## Available data:

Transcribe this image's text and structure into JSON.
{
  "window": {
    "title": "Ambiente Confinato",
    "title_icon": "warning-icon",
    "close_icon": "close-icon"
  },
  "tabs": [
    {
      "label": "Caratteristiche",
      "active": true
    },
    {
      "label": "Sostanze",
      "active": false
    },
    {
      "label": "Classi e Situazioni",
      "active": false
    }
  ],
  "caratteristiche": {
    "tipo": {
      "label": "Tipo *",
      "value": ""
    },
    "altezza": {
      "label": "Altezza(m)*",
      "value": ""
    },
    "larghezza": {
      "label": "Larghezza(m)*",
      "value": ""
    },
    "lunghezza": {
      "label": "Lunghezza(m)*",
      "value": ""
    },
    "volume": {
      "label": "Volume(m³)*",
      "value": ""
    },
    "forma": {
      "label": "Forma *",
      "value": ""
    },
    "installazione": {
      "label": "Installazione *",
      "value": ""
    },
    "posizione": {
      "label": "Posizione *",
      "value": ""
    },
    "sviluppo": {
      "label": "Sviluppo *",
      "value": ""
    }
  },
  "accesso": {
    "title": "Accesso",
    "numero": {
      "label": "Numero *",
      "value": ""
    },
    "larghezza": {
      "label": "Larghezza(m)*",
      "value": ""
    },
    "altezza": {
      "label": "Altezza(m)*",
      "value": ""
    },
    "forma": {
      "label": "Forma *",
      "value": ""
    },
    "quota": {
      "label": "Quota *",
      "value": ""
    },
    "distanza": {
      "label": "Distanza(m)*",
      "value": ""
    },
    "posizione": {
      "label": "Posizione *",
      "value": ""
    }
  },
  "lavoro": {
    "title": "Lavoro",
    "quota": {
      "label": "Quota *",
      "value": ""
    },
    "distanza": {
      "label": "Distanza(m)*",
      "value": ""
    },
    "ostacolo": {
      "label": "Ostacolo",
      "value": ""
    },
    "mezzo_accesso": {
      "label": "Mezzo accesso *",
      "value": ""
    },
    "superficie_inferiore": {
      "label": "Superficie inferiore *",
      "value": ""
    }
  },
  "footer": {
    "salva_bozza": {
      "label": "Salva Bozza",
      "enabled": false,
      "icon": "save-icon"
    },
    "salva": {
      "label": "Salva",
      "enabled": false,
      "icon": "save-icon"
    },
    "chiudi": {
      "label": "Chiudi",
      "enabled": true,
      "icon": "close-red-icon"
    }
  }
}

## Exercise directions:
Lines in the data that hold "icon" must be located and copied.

## Answer section:
    "title_icon": "warning-icon",
    "close_icon": "close-icon"
      "icon": "save-icon"
      "icon": "save-icon"
      "icon": "close-red-icon"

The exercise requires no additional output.